George Washington Bowie

From Wikipedia, the free encyclopedia
Jump to: navigation, search
George Washington Bowie

George Washington Bowie, (1827–August 11, 1901) was a Civil War Union officer, commander of 5th Regiment California Volunteer Infantry, brevetted Brigadier General of Volunteers.

George Washington Bowie was born in Maryland in 1827. He came to Burlington, Iowa while it was Iowa Territory. He became a delegate to the Second Constitutional Convention, which met at Iowa City in 1846. He was a representative from Des Moines County in the First General Assembly of Iowa. In the Mexican–American War he was commissioned a first lieutenant of U. S. infantry March 8, 1847 and assigned to Company K, Fifteenth Infantry. He was commissioned captain July 8, 1847. For his gallant and meritorious conduct at Battle of Contreras and Battle of Churubusco he was brevetted major. After he was mustered out of the service August 4, 1848, he returned to Burlington where he was one of its leading lawyers. He made his home there until 1850, when he emigrated to California.[1]

In California Bowie became involved in politics, elected to the California state assembly in 1854. He made unsuccessful campaigns for the United States House of Representatives in 1854, Governor of California in 1857, and California Attorney General in 1860.

With the outbreak of the American Civil War, Bowie was commissioned as the Colonel of the 5th Regiment California Volunteer Infantry. His regiment served in the California Column in New Mexico Territory primarily as garrison troops in the District of Arizona. He was the commander of the District of Arizona from January 29, 1864 to November, 1864 when he and his regiment were mustered out. He was brevetted Brigadier General of Volunteers on March 13, 1865.[2]

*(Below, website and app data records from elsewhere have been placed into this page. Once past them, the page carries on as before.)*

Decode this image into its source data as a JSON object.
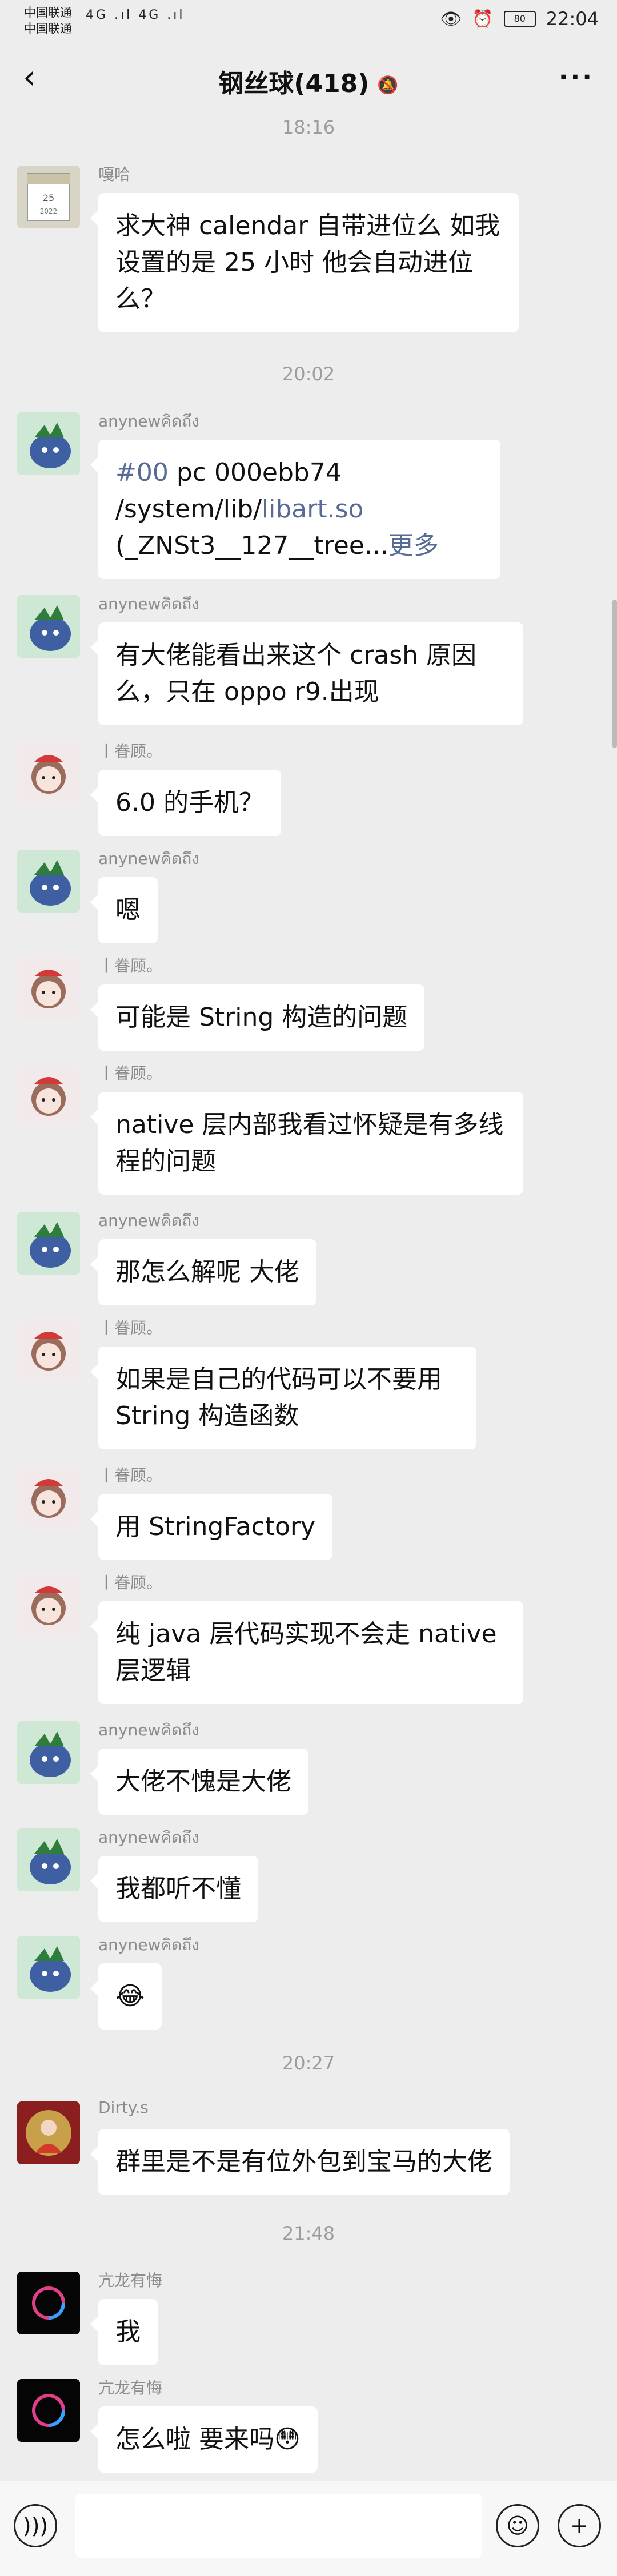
{
  "status": {
    "carrier_line1": "中国联通",
    "carrier_line2": "中国联通",
    "signal_text": "4G .ıl 4G .ıl",
    "time": "22:04",
    "battery": "80"
  },
  "header": {
    "title": "钢丝球(418)"
  },
  "times": {
    "t1": "18:16",
    "t2": "20:02",
    "t3": "20:27",
    "t4": "21:48"
  },
  "messages": [
    {
      "sender": "嘎哈",
      "text": "求大神 calendar 自带进位么 如我设置的是 25 小时 他会自动进位么？",
      "avatar": "calendar"
    },
    {
      "sender": "anynewคิดถึง",
      "text_link1": "#00",
      "text_mid": " pc 000ebb74 /system/lib/",
      "text_link2": "libart.so",
      "text_rest": " (_ZNSt3__127__tree...",
      "more": "更多",
      "avatar": "green"
    },
    {
      "sender": "anynewคิดถึง",
      "text": "有大佬能看出来这个 crash 原因么，只在 oppo r9.出现",
      "avatar": "green"
    },
    {
      "sender": "丨眷顾。",
      "text": "6.0 的手机？",
      "avatar": "pink"
    },
    {
      "sender": "anynewคิดถึง",
      "text": "嗯",
      "avatar": "green"
    },
    {
      "sender": "丨眷顾。",
      "text": "可能是 String 构造的问题",
      "avatar": "pink"
    },
    {
      "sender": "丨眷顾。",
      "text": "native 层内部我看过怀疑是有多线程的问题",
      "avatar": "pink"
    },
    {
      "sender": "anynewคิดถึง",
      "text": "那怎么解呢 大佬",
      "avatar": "green"
    },
    {
      "sender": "丨眷顾。",
      "text": "如果是自己的代码可以不要用 String 构造函数",
      "avatar": "pink"
    },
    {
      "sender": "丨眷顾。",
      "text": "用 StringFactory",
      "avatar": "pink"
    },
    {
      "sender": "丨眷顾。",
      "text": "纯 java 层代码实现不会走 native 层逻辑",
      "avatar": "pink"
    },
    {
      "sender": "anynewคิดถึง",
      "text": "大佬不愧是大佬",
      "avatar": "green"
    },
    {
      "sender": "anynewคิดถึง",
      "text": "我都听不懂",
      "avatar": "green"
    },
    {
      "sender": "anynewคิดถึง",
      "text": "😂",
      "avatar": "green"
    },
    {
      "sender": "Dirty.s",
      "text": "群里是不是有位外包到宝马的大佬",
      "avatar": "red"
    },
    {
      "sender": "亢龙有悔",
      "text": "我",
      "avatar": "dark"
    },
    {
      "sender": "亢龙有悔",
      "text": "怎么啦 要来吗😳",
      "avatar": "dark"
    }
  ],
  "input": {
    "voice_icon": "voice-icon",
    "emoji_icon": "emoji-icon",
    "plus_icon": "plus-icon"
  }
}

Bowie died on August 11, 1901 and was buried in Martinez, California.[3]

References[edit]